Your goal.
Identify all lines of the data containing the string "half" and copy them.

Stored data.
........
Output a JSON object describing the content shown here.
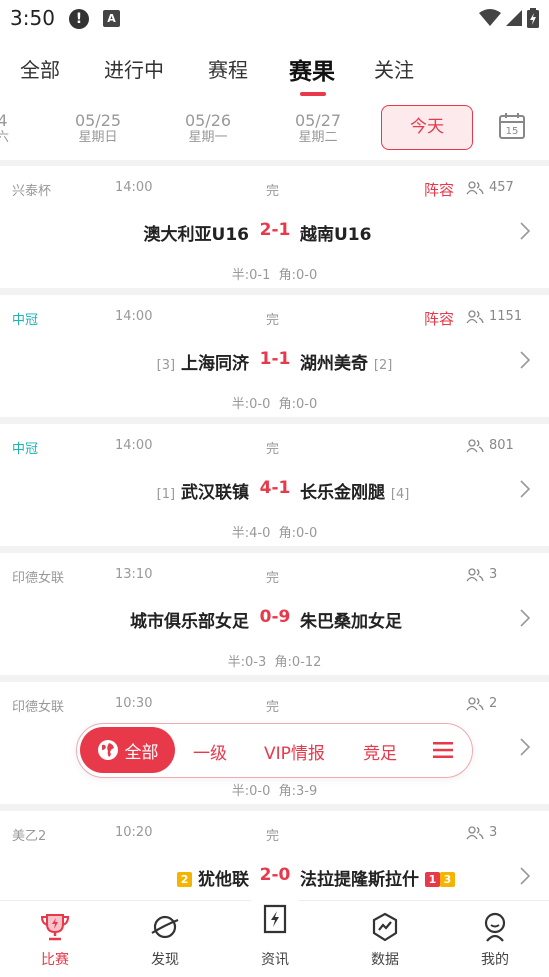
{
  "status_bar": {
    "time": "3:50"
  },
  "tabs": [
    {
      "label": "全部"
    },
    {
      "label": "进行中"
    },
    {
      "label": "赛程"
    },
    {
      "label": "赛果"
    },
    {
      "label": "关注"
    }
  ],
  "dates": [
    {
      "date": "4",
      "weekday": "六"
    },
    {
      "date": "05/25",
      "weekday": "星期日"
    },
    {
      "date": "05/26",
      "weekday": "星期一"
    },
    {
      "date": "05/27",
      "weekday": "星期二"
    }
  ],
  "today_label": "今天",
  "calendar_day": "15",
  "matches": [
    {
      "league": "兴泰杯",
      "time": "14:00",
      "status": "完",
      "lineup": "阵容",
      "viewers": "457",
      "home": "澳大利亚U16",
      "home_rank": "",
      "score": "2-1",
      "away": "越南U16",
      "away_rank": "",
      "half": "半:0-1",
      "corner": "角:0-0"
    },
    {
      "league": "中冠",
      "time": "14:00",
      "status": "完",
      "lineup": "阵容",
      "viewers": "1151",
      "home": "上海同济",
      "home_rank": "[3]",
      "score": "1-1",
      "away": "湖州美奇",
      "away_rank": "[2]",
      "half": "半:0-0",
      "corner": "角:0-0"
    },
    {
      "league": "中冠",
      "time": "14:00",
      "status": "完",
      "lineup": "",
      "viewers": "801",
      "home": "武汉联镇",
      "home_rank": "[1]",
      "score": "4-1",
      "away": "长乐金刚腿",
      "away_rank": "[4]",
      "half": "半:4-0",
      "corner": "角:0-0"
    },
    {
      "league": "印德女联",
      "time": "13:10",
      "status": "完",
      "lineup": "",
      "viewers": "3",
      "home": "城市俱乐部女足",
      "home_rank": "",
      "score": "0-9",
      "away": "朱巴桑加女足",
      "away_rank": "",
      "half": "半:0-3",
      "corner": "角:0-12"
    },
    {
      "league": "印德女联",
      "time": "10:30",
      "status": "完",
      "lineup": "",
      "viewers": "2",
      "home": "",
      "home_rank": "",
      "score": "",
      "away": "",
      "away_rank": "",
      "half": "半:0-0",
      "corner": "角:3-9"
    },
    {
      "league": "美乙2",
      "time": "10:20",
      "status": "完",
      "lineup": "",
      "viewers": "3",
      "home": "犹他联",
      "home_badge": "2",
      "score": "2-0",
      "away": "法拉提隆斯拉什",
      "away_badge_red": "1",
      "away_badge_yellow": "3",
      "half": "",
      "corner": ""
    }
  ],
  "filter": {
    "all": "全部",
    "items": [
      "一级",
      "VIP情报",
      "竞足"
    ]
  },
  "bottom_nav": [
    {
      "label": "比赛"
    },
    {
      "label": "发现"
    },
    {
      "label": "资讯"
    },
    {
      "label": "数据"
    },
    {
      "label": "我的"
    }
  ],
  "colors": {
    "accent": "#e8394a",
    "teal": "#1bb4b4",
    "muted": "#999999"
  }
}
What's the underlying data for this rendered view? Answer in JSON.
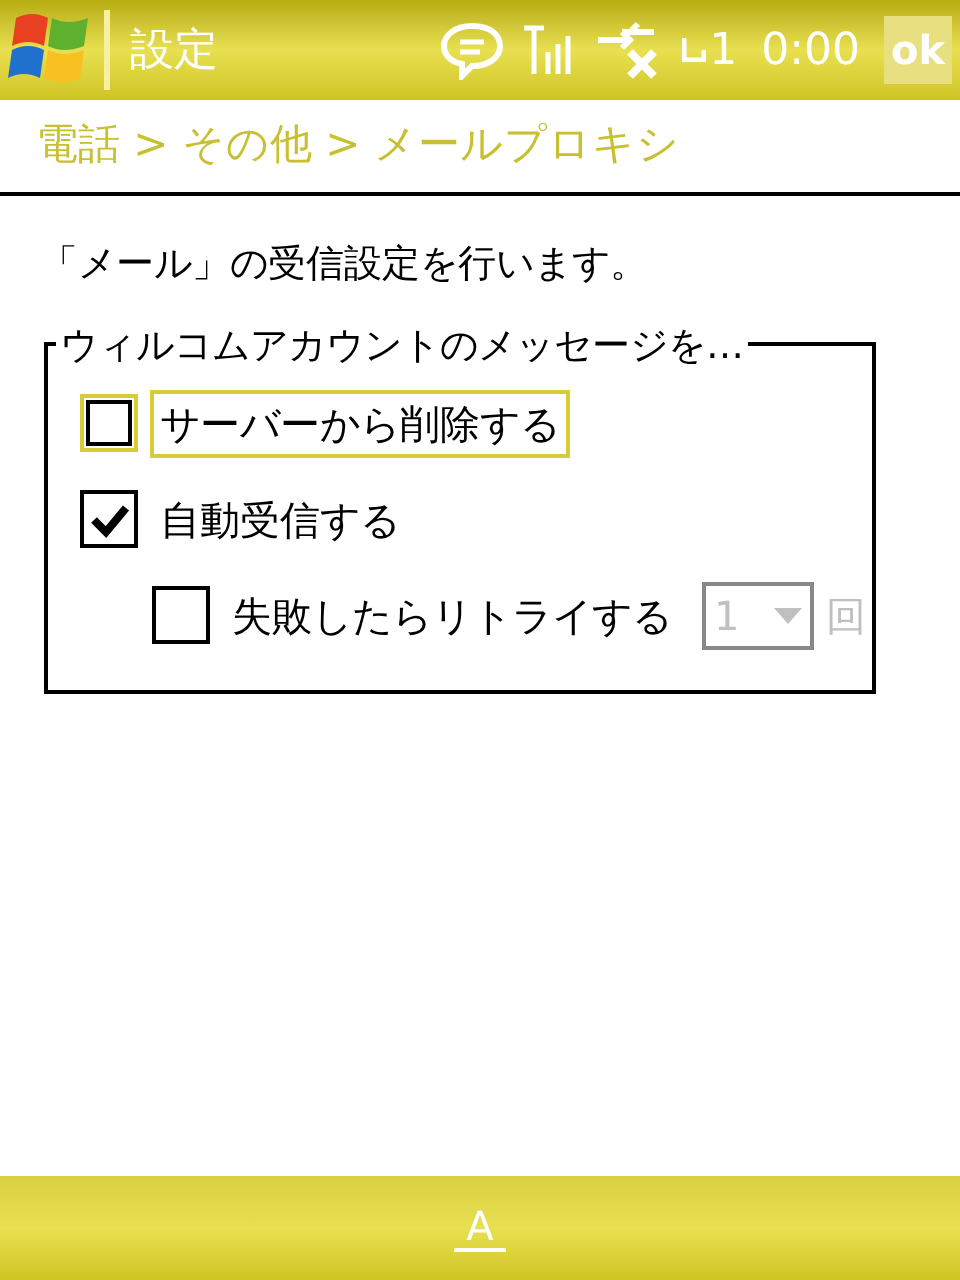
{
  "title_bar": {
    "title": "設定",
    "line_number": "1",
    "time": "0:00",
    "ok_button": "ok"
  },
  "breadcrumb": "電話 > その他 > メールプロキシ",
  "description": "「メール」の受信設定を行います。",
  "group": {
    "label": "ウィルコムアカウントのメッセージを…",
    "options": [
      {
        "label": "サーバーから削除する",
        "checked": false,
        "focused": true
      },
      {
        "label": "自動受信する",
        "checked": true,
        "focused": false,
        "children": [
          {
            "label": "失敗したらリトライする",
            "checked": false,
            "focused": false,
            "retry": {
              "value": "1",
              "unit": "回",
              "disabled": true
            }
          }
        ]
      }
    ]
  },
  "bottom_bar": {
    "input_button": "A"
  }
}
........
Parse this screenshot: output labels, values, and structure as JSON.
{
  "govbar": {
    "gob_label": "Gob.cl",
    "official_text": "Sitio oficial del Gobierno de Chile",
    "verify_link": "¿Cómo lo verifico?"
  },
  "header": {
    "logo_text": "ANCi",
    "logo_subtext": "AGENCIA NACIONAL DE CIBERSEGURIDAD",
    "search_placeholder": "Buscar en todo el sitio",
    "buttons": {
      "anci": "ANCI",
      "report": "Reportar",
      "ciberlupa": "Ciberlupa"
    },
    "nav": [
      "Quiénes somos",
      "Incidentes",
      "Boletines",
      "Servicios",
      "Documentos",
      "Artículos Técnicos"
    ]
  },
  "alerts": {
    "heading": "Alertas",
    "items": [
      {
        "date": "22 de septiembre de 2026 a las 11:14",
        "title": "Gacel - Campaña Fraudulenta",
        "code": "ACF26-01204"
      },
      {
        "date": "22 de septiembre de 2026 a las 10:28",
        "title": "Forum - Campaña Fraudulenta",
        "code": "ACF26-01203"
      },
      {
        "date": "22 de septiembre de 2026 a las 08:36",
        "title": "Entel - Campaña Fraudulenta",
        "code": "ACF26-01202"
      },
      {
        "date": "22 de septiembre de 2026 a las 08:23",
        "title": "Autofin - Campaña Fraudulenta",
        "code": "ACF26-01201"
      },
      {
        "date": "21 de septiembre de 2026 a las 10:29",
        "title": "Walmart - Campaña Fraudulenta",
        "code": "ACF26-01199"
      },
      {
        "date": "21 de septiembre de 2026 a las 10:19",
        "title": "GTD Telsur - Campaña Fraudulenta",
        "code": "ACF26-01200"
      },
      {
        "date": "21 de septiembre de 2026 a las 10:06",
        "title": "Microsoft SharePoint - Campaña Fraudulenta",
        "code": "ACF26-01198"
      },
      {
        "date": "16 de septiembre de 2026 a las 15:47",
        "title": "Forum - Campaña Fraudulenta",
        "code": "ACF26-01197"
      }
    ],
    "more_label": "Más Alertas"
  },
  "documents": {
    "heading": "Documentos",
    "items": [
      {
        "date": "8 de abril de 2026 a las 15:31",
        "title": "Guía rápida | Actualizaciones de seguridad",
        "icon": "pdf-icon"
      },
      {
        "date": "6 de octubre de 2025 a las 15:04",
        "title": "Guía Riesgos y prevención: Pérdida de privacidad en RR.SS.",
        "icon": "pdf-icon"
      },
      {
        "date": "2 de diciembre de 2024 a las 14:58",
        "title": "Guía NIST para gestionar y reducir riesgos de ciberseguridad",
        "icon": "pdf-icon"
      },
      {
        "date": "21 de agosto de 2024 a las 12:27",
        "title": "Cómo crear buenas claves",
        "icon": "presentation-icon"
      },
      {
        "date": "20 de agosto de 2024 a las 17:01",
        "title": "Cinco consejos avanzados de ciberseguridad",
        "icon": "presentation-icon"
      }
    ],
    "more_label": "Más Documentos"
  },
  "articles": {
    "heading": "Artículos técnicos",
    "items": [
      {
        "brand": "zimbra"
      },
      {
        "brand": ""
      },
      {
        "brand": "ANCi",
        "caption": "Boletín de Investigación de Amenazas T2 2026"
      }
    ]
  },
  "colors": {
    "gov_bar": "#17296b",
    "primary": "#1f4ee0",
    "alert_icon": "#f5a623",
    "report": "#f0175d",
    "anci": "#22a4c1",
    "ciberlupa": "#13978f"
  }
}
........
Task output.
      "half": "半:0-1",
      "half": "半:0-0",
      "half": "半:4-0",
      "half": "半:0-3",
      "half": "半:0-0",
      "half": "",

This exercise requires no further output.